Deposit policies, methods, and costs for each method

Withdrawal policies and costs

What are the paper currencies that they deal with in deposits and withdrawals?

– The products they deal in, such as cryptocurrencies, gold, silver, etc.

Transaction costs

Where is this exchange located? (US/UK/South Korea/Japan…)

Be prepared for the Exchange setup procedure to be detailed and lengthy, as exchanges generally want to know a lot about you. It’s akin to creating a new bank account, since exchanges are brokers for valuables, and they want to make sure you’re what you say, and that you’re a trustworthy person to deal with. It seems that “confidence” is gained over time, as exchanges usually allow small investment amounts just to start with.

Your Exchange will keep your CC in storage. Many offer “cold storage” which simply means that your coins remain “offline” until you indicate that you want to do something with them. There are quite a few news stories about exchanges being hacked and many coins stolen. Think of your coins in something like a bank account with an exchange, but remember that your coins are only digital, and all blockchain transactions are irreversible. Unlike your bank, these exchanges do not have deposit insurance, so be aware that hackers are always trying their best to get and steal your cryptocurrencies. Exchanges generally offer password-protected accounts, and many offer two-factor authorization systems – something that should be taken seriously in order to protect your account from hackers.

Since hackers love to take over exchanges and your account, we always recommend a digital wallet for your coins. It is relatively easy to transfer coins between your Exchange account and your wallet. Make sure to choose a wallet that handles all the currencies you want to buy and sell. Your wallet is also the device you use to “spend” your coins with merchants that accept CC payments. The two types of wallets are “hot” and “cold”. Hot wallets are very easy to use but leave your coins exposed online, but only on your computer, not on the Exchange server. Cold wallets use offline storage media, such as specialized hardware memory cards and simple printouts for hard copies. Using a cold wallet makes transactions more complicated, but it is the most secure.

Your wallet contains the “private” key that authorizes all transactions you want to initiate. You also have a “public” key that is shared on the network so that all users can recognize your account when they engage in a transaction with you. When hackers get your private key, they can move your coins anywhere they want, and there is no way back.
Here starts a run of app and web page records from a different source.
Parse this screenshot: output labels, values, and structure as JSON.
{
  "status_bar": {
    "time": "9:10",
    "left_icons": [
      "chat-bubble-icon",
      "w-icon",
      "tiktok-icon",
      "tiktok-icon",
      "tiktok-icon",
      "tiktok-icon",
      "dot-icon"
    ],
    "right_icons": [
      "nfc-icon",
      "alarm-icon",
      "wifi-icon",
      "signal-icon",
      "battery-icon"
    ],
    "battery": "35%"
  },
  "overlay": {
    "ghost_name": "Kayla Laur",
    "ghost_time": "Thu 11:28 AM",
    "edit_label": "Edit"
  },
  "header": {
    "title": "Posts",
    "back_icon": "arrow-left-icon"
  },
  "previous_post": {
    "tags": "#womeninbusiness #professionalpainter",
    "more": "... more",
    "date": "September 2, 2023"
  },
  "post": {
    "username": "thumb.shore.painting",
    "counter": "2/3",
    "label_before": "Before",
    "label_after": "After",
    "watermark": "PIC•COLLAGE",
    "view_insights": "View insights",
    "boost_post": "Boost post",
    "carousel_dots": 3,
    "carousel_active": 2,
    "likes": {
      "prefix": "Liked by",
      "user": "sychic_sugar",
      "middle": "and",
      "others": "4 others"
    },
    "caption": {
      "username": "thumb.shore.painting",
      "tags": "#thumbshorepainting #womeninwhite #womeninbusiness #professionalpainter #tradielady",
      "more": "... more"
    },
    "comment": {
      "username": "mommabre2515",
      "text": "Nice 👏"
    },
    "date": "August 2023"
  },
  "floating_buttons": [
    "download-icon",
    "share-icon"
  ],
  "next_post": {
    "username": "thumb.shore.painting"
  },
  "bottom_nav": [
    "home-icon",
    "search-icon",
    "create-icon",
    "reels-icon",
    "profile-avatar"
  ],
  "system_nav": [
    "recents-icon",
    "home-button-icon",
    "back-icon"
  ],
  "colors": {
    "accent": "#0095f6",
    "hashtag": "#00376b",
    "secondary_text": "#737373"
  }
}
Despite all the challenges and extreme vicissitudes, we are confident that the underlying blockchain technology will be a game-changer, revolutionizing how transactions are conducted in the future.